Embracing those values does not mean turning back the clock. For too many of our people, the good old days were marred by destitution, powerlessness and despair. Each generation creates itsown heroes, defines its own values.  But it is worth retaining and recognising what is good from the past, not as a memorial, but because it can enrich our lives today. We celebrate the progress that Ireland has made. But when change occurs, it should reflect genuine human progress progress for society as a whole.

Here we witness the key role that the religious have to play in the development of modern society. The religious in Ireland are well positioned to lead the way in terms of underpinning a new spirit of solidarity and voluntarism in our communities today. They have, in fact, a long history of doing so. In a recent paper on Religion and the Celtic Tiger, Lionel Pilkington, observes, that - much of the history of rural collective action and of community politics in Ireland, is partly indebted to a philosophy of Catholic social action and vocationalism.

Groups such as Muintir na Tíre and the Save the West campaign, held a shared concern with evolving a more participative form of democracy.

In more recent times, that quest for social justice and participative democracy has seen the establishment of agencies such as Trócaire; the Justice Commission of the Conference of Religious in Ireland; the Jesuit Centre for Faith and Justice, the Vincentian Partnership, and many more such outstanding bodies. In working at the very heart of the community, these groups are leading the way, charting the development of a more just and equitable society for all to share.

Any blanket portrayal of the Church as a negative force in our society therefore, is not only misleading, but also inherently dangerous.Genuine pluralism means enabling various points of view to be heard and respected, religious and secular alike.  If we fail to give a hearing to the religious perspective, we risk losing sight of the values that underpin Christian teaching, and indeed, that of all the great religious movements. Those values are inspired by a belief in thedignity and equality of every individual in our society.

I firmly believe, that there is still a huge fund of goodwill and respect for the religious in Ireland today. I see it on a daily basis in the course of my work. It is clearly visible amongst the community groups looking after young people at risk, in the respite centres and hospices, the sports clubs, those working with people with disabilities and the homeless, the homework clubs, the arts groups. There are people in every city, town and village seeking to add to the communities around them.

In working for social justice alongside these groups, the religious in Ireland have a vital role to play.
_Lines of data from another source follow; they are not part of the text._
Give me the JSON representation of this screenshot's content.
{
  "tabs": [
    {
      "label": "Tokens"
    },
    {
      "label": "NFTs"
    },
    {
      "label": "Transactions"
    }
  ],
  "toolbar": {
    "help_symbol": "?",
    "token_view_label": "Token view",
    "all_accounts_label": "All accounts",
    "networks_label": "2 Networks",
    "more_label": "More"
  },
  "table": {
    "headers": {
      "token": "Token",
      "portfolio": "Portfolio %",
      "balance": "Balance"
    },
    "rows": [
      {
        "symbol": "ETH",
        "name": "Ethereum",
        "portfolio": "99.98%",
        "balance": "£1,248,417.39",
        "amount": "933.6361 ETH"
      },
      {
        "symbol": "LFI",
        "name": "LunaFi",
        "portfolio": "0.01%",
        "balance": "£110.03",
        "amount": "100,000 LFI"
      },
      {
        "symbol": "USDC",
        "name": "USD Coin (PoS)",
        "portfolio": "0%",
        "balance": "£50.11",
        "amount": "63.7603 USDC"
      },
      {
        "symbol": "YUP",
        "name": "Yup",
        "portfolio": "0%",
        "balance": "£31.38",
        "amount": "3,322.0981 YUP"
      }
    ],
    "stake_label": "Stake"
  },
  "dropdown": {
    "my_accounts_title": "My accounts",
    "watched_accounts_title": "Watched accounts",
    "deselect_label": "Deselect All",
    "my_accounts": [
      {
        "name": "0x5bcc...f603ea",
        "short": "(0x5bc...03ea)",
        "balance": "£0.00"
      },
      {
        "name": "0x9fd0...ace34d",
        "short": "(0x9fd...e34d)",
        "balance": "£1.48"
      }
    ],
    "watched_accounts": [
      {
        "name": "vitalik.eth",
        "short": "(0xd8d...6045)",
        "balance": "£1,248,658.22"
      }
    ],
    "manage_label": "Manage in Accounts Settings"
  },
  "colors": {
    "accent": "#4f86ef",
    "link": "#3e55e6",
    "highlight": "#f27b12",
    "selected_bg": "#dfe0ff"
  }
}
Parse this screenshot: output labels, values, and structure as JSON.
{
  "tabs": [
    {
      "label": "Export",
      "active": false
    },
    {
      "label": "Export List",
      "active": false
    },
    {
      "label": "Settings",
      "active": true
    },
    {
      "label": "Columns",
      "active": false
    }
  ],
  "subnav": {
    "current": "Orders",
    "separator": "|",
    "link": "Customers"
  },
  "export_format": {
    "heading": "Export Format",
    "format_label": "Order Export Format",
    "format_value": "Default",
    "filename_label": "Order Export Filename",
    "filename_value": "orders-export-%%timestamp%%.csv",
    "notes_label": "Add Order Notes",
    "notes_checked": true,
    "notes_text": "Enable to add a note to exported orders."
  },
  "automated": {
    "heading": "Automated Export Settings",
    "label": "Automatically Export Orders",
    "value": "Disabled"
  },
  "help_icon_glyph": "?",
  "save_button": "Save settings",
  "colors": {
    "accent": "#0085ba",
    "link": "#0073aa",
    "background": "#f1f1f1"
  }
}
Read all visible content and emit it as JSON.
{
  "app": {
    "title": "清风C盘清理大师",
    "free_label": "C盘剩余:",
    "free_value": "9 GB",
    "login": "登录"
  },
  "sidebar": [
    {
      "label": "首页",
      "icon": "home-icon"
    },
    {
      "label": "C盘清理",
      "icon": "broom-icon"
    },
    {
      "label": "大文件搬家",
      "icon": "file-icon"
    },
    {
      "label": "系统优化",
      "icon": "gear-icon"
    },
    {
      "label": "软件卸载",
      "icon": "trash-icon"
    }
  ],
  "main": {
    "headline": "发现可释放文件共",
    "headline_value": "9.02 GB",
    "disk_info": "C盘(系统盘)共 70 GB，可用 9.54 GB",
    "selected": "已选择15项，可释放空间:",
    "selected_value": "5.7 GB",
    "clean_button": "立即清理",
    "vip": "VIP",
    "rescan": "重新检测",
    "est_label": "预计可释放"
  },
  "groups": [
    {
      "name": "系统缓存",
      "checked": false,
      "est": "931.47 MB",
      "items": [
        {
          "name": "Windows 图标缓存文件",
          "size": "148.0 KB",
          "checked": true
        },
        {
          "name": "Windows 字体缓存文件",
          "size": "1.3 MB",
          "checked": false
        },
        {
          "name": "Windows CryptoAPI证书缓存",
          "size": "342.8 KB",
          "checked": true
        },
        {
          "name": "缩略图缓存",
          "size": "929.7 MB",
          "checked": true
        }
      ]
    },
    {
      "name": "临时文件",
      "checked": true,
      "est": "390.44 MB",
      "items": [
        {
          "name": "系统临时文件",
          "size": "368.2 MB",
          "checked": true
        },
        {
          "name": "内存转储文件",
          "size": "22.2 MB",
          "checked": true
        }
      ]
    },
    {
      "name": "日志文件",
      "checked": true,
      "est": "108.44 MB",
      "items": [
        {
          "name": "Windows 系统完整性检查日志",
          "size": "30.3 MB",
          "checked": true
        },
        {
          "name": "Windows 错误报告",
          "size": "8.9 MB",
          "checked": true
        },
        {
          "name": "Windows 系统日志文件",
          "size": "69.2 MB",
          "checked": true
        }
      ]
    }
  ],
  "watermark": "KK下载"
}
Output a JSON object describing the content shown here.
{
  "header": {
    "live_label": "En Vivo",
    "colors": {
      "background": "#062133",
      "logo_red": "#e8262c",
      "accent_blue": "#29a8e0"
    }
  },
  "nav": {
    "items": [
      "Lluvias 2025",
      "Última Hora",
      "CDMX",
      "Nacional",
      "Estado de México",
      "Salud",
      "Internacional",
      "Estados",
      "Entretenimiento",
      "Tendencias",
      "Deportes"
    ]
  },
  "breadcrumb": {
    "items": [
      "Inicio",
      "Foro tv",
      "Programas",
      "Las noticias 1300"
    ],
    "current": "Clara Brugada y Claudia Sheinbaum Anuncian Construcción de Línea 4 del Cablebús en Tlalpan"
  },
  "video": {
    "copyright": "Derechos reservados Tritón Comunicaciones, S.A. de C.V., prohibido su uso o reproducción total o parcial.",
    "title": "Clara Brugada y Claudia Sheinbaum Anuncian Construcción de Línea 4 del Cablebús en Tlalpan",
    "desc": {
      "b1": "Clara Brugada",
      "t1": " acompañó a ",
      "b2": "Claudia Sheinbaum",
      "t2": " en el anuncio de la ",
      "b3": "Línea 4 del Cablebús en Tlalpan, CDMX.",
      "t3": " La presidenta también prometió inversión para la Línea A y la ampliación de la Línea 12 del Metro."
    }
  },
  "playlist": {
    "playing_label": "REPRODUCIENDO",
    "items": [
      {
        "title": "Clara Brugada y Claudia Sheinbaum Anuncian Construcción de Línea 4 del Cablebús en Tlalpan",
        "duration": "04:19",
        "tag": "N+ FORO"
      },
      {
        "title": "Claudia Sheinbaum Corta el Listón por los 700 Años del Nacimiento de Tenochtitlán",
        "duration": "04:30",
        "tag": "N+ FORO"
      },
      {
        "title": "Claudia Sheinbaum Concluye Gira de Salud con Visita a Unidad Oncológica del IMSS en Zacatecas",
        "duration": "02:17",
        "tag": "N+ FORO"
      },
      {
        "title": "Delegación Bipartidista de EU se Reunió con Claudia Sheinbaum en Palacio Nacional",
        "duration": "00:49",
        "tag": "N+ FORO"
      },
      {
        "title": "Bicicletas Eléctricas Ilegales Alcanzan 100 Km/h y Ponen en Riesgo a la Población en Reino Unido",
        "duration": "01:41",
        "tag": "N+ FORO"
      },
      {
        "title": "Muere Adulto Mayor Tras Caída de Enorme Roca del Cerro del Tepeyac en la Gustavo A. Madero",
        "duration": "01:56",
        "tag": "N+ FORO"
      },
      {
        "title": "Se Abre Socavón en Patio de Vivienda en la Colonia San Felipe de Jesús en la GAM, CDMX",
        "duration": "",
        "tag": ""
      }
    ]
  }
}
They have a prophetic role to challenge the modern individualism that threatens to undermine our society. It is they who can contribute to signposting our future development. In the words of Bishop Donal Murray, in a recent homily marking the 25th anniversary of the visit of Pope John Paul to Limerick, the challenge is to humanise the world we live in. The fact is that, despite the new found wealth and prosperity in Ireland today, people still revere that which is closest to the human heart: the love of family and friends around us; the respect of others; peace and stability.

That very quest for the ordinary in life brings to mind the words of Patrick Kavanagh, as we approach this Advent season. In the opening verse of his poem, Advent, Kavanagh declares that:  

" We have tested and tasted too much, lover,

Through a chink too wide there comes no wonder

Following the reflection and fasting of Advent, however, he proclaims that he can now witness beauty and simplicity:

wherever life pours ordinary plenty"..

We Irish today are a privileged generation. Life, in fact, has poured us far more than ordinary plenty. The challenge for us now is not to become blinded to the richness of human life and human possibility by our material wealth. It is not the strength of the individual, but rather the strength of a just and equitable society- to whose development we must all contribute - that will enable us to move forward as a nation.  

29October 2004